I get the kids ready for school. I talk with my husband and prepare for the day ahead with our family. I go to school and am inundated by questions, comments and conversation (often times multiple people at once asking and talking and needing things). It’s my profession. I am not complaining. It’s just the nature of the job - a job I love dearly. I head to practice and I work with 25 young adults, all of whom need my individual attention. I strive to make this as personal as possible; giving each what he or she needs to succeed. I get home and get to spend a few hours with my family. Asking how their days at school went. Talking about the problems and happiness of their days. Then when the kids are in bed, my husband and I get a chance to catch up. Relaying stories from our jobs and what we have planned for the week.
I fall into bed at night without having the time for my own thoughts.
But for when I run. This is my time. My mind gets to be wherever it chooses to be. I can focus on the run, I can focus on the beat of the music, I can listen to the peace of nature, I can solve problems, I can focus on my blessings. Wherever it wants to go it can.
When the going gets tough and my body is in pain, my mind learns to push back against the pain.
It learns when I need to smile and relax my shoulders and when I need to grit my teeth and demand that my body move faster, harder, stronger.
It learns where my breaking point is, and then learns that it can actually do more.
It learns that every so often the mind and body need more rest, and to listen to those signals so the next day or week can be better.
“The goal of training is simple,” writes Steve Magness. “We are trying to fundamentally change the person we are coaching.”
For all the teaching, coaching and parenting I do on a daily basis, I finally got to coach myself. I got to pour into my own body the time, attention and focus that I strive to pour into others each and every day.
While I don’t plan on having this abundant time for myself all the time, it is imperative that I seek it out occasionally. Because I am more whole, full of life and available for others when I can give my own mind and body attention.
So while certain things didn’t get accomplished most of the time while I was in the thick of training (like the dishes, laundry...except my running clothes… or organizing closets), the important things in life rose to the top. I prioritized family, friends, my team, love and connections above all else. I wasted no time. Because I didn’t have it.
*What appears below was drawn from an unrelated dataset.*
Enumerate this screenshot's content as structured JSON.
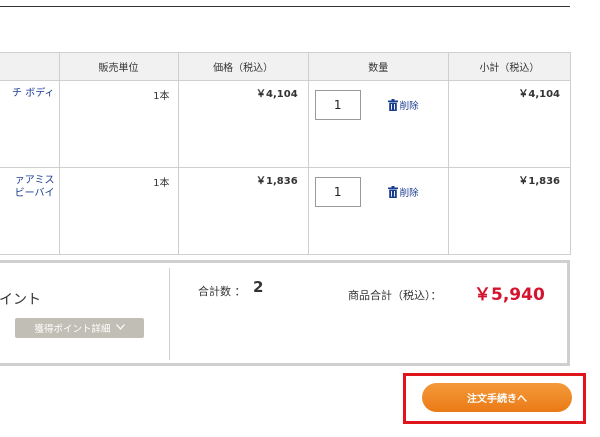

Many people have asked me since I finished whether I would run another marathon. My answer, even minutes after crossing the line, has been a definite yes, without hesitation. Every ache, pain, hour of training, sweat, tear and moment of fatigue has been far outweighed by the positive growth I have experienced. First, however, it’s time to catch up on some good books, Sunday morning snuggles with my kids, and researching a fun location where my next race might take me.